Activity: Search the records below for the word "color" and show every line where it occurs.

▬▬▬▬▬▬

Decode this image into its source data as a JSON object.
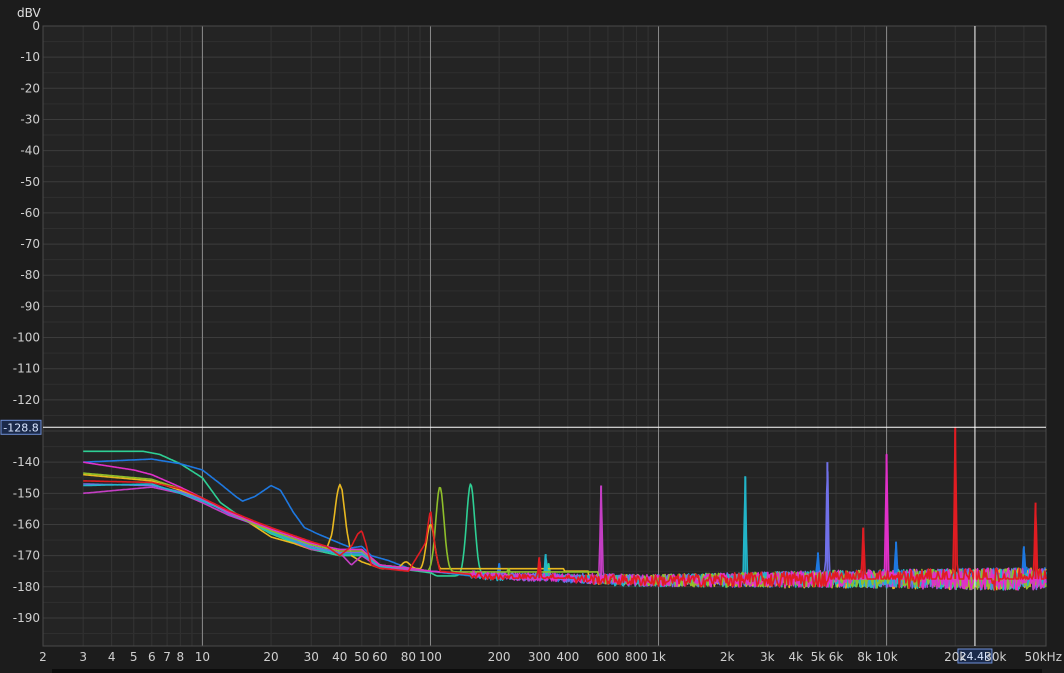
{
  "chart_data": {
    "type": "line",
    "title": "",
    "ylabel": "dBV",
    "xlabel": "",
    "x_scale": "log",
    "xlim": [
      2,
      50000
    ],
    "ylim": [
      -199,
      0
    ],
    "y_ticks": [
      0,
      -10,
      -20,
      -30,
      -40,
      -50,
      -60,
      -70,
      -80,
      -90,
      -100,
      -110,
      -120,
      -140,
      -150,
      -160,
      -170,
      -180,
      -190
    ],
    "x_ticks": [
      {
        "v": 2,
        "label": "2"
      },
      {
        "v": 3,
        "label": "3"
      },
      {
        "v": 4,
        "label": "4"
      },
      {
        "v": 5,
        "label": "5"
      },
      {
        "v": 6,
        "label": "6"
      },
      {
        "v": 7,
        "label": "7"
      },
      {
        "v": 8,
        "label": "8"
      },
      {
        "v": 10,
        "label": "10"
      },
      {
        "v": 20,
        "label": "20"
      },
      {
        "v": 30,
        "label": "30"
      },
      {
        "v": 40,
        "label": "40"
      },
      {
        "v": 50,
        "label": "50"
      },
      {
        "v": 60,
        "label": "60"
      },
      {
        "v": 80,
        "label": "80"
      },
      {
        "v": 100,
        "label": "100"
      },
      {
        "v": 200,
        "label": "200"
      },
      {
        "v": 300,
        "label": "300"
      },
      {
        "v": 400,
        "label": "400"
      },
      {
        "v": 600,
        "label": "600"
      },
      {
        "v": 800,
        "label": "800"
      },
      {
        "v": 1000,
        "label": "1k"
      },
      {
        "v": 2000,
        "label": "2k"
      },
      {
        "v": 3000,
        "label": "3k"
      },
      {
        "v": 4000,
        "label": "4k"
      },
      {
        "v": 5000,
        "label": "5k"
      },
      {
        "v": 6000,
        "label": "6k"
      },
      {
        "v": 8000,
        "label": "8k"
      },
      {
        "v": 10000,
        "label": "10k"
      },
      {
        "v": 20000,
        "label": "20k"
      },
      {
        "v": 30000,
        "label": "30k"
      },
      {
        "v": 50000,
        "label": "50kHz"
      }
    ],
    "cursor": {
      "y": -128.8,
      "y_label": "-128.8",
      "x": 24400,
      "x_label": "24.4k"
    },
    "grid": true,
    "legend": "none",
    "series": [
      {
        "color": "#2ecf94",
        "points": [
          [
            3,
            -136.5
          ],
          [
            5.5,
            -136.5
          ],
          [
            6.5,
            -137.5
          ],
          [
            8,
            -140.5
          ],
          [
            10,
            -145
          ],
          [
            12,
            -153
          ],
          [
            15,
            -158
          ],
          [
            20,
            -163
          ],
          [
            30,
            -168
          ],
          [
            40,
            -170
          ],
          [
            50,
            -170
          ],
          [
            60,
            -173.5
          ],
          [
            70,
            -174
          ],
          [
            100,
            -175.5
          ],
          [
            110,
            -177
          ],
          [
            150,
            -176.5
          ],
          [
            200,
            -177
          ],
          [
            300,
            -177.5
          ],
          [
            500,
            -177.8
          ],
          [
            1000,
            -178
          ],
          [
            2000,
            -178
          ],
          [
            5000,
            -177.5
          ],
          [
            10000,
            -177.5
          ],
          [
            20000,
            -177.5
          ],
          [
            50000,
            -177.5
          ]
        ],
        "peaks": [
          [
            150,
            -147
          ],
          [
            330,
            -172.5
          ]
        ]
      },
      {
        "color": "#1e78e0",
        "points": [
          [
            3,
            -140
          ],
          [
            6,
            -139
          ],
          [
            8,
            -140.5
          ],
          [
            10,
            -142.5
          ],
          [
            12,
            -147
          ],
          [
            14,
            -151
          ],
          [
            15,
            -152.5
          ],
          [
            17,
            -151
          ],
          [
            20,
            -147.5
          ],
          [
            22,
            -149
          ],
          [
            25,
            -156
          ],
          [
            28,
            -161
          ],
          [
            32,
            -163
          ],
          [
            40,
            -166
          ],
          [
            45,
            -167.5
          ],
          [
            50,
            -167
          ],
          [
            55,
            -170
          ],
          [
            65,
            -171.5
          ],
          [
            80,
            -174
          ],
          [
            100,
            -175
          ],
          [
            150,
            -176.5
          ],
          [
            200,
            -177
          ],
          [
            500,
            -177.5
          ],
          [
            1000,
            -178
          ],
          [
            3000,
            -177.8
          ],
          [
            10000,
            -177.5
          ],
          [
            30000,
            -177
          ],
          [
            50000,
            -177
          ]
        ],
        "peaks": [
          [
            200,
            -172.5
          ],
          [
            1500,
            -176
          ],
          [
            5000,
            -169
          ],
          [
            11000,
            -165.5
          ],
          [
            40000,
            -167
          ]
        ]
      },
      {
        "color": "#e8b820",
        "points": [
          [
            3,
            -144
          ],
          [
            6,
            -146
          ],
          [
            8,
            -149
          ],
          [
            10,
            -152
          ],
          [
            12,
            -155
          ],
          [
            15,
            -158
          ],
          [
            20,
            -164
          ],
          [
            25,
            -166
          ],
          [
            30,
            -168
          ],
          [
            35,
            -168
          ],
          [
            37,
            -163
          ],
          [
            39,
            -150
          ],
          [
            40,
            -147
          ],
          [
            41,
            -149
          ],
          [
            43,
            -162
          ],
          [
            45,
            -170
          ],
          [
            50,
            -172
          ],
          [
            60,
            -174
          ],
          [
            70,
            -175
          ],
          [
            80,
            -174
          ],
          [
            100,
            -175
          ],
          [
            200,
            -176.5
          ],
          [
            500,
            -177.5
          ],
          [
            2000,
            -178
          ],
          [
            10000,
            -177.5
          ],
          [
            50000,
            -177.5
          ]
        ],
        "peaks": [
          [
            78,
            -172
          ],
          [
            100,
            -160
          ]
        ]
      },
      {
        "color": "#c43ec4",
        "points": [
          [
            3,
            -150
          ],
          [
            6,
            -148
          ],
          [
            8,
            -150
          ],
          [
            10,
            -153
          ],
          [
            13,
            -157
          ],
          [
            17,
            -160
          ],
          [
            20,
            -162
          ],
          [
            30,
            -168
          ],
          [
            40,
            -169
          ],
          [
            45,
            -173
          ],
          [
            50,
            -170
          ],
          [
            60,
            -174
          ],
          [
            80,
            -174.5
          ],
          [
            100,
            -175
          ],
          [
            200,
            -176.5
          ],
          [
            500,
            -177.5
          ],
          [
            1000,
            -178
          ],
          [
            5000,
            -177.5
          ],
          [
            50000,
            -177.5
          ]
        ],
        "peaks": [
          [
            560,
            -147.5
          ],
          [
            2000,
            -176.5
          ]
        ]
      },
      {
        "color": "#7070e8",
        "points": [
          [
            3,
            -147
          ],
          [
            6,
            -147.5
          ],
          [
            8,
            -149.5
          ],
          [
            10,
            -152
          ],
          [
            13,
            -156.5
          ],
          [
            17,
            -160
          ],
          [
            20,
            -162
          ],
          [
            30,
            -167
          ],
          [
            40,
            -169
          ],
          [
            50,
            -169
          ],
          [
            60,
            -173
          ],
          [
            80,
            -174
          ],
          [
            100,
            -175
          ],
          [
            200,
            -176.5
          ],
          [
            1000,
            -178
          ],
          [
            5000,
            -177.5
          ],
          [
            50000,
            -177.5
          ]
        ],
        "peaks": [
          [
            5500,
            -140
          ]
        ]
      },
      {
        "color": "#22b4c8",
        "points": [
          [
            3,
            -147.5
          ],
          [
            6,
            -147
          ],
          [
            8,
            -150
          ],
          [
            10,
            -152.5
          ],
          [
            13,
            -156
          ],
          [
            17,
            -160
          ],
          [
            20,
            -162.5
          ],
          [
            30,
            -167.5
          ],
          [
            40,
            -169.5
          ],
          [
            50,
            -169.5
          ],
          [
            60,
            -173.5
          ],
          [
            80,
            -174
          ],
          [
            100,
            -175
          ],
          [
            200,
            -177
          ],
          [
            600,
            -178
          ],
          [
            1000,
            -178
          ],
          [
            5000,
            -177.5
          ],
          [
            50000,
            -177.5
          ]
        ],
        "peaks": [
          [
            320,
            -169.5
          ],
          [
            2400,
            -144.5
          ]
        ]
      },
      {
        "color": "#8fbf2a",
        "points": [
          [
            3,
            -143.5
          ],
          [
            6,
            -145.5
          ],
          [
            8,
            -148.5
          ],
          [
            10,
            -151.5
          ],
          [
            13,
            -156
          ],
          [
            17,
            -160
          ],
          [
            20,
            -162
          ],
          [
            30,
            -166.5
          ],
          [
            40,
            -168.5
          ],
          [
            50,
            -168.5
          ],
          [
            60,
            -173
          ],
          [
            80,
            -174
          ],
          [
            100,
            -175
          ],
          [
            200,
            -176.5
          ],
          [
            1000,
            -178
          ],
          [
            5000,
            -177.5
          ],
          [
            50000,
            -177.5
          ]
        ],
        "peaks": [
          [
            110,
            -148
          ],
          [
            220,
            -174
          ]
        ]
      },
      {
        "color": "#e030c8",
        "points": [
          [
            3,
            -140
          ],
          [
            5,
            -142.5
          ],
          [
            6,
            -144
          ],
          [
            8,
            -148
          ],
          [
            10,
            -151.5
          ],
          [
            13,
            -156
          ],
          [
            17,
            -159.5
          ],
          [
            20,
            -161.5
          ],
          [
            30,
            -166
          ],
          [
            40,
            -168
          ],
          [
            50,
            -168
          ],
          [
            60,
            -173
          ],
          [
            80,
            -174
          ],
          [
            100,
            -175
          ],
          [
            200,
            -176.5
          ],
          [
            1000,
            -178
          ],
          [
            5000,
            -177.5
          ],
          [
            50000,
            -177.5
          ]
        ],
        "peaks": [
          [
            10000,
            -137.5
          ]
        ]
      },
      {
        "color": "#e01c22",
        "points": [
          [
            3,
            -146
          ],
          [
            6,
            -146.5
          ],
          [
            8,
            -148.5
          ],
          [
            10,
            -151.5
          ],
          [
            13,
            -155.5
          ],
          [
            17,
            -159
          ],
          [
            20,
            -161
          ],
          [
            30,
            -165.5
          ],
          [
            35,
            -167
          ],
          [
            40,
            -170
          ],
          [
            45,
            -167
          ],
          [
            48,
            -163
          ],
          [
            50,
            -162
          ],
          [
            52,
            -166
          ],
          [
            55,
            -173
          ],
          [
            60,
            -174
          ],
          [
            80,
            -175
          ],
          [
            95,
            -166
          ],
          [
            100,
            -155
          ],
          [
            105,
            -168
          ],
          [
            110,
            -175
          ],
          [
            200,
            -177
          ],
          [
            1000,
            -178
          ],
          [
            5000,
            -177.5
          ],
          [
            50000,
            -177.5
          ]
        ],
        "peaks": [
          [
            300,
            -170.5
          ],
          [
            7900,
            -161
          ],
          [
            20000,
            -128.8
          ],
          [
            45000,
            -153
          ]
        ]
      }
    ]
  }
}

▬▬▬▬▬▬

Answer to this exercise:
        "color": "#2ecf94",
        "color": "#1e78e0",
        "color": "#e8b820",
        "color": "#c43ec4",
        "color": "#7070e8",
        "color": "#22b4c8",
        "color": "#8fbf2a",
        "color": "#e030c8",
        "color": "#e01c22",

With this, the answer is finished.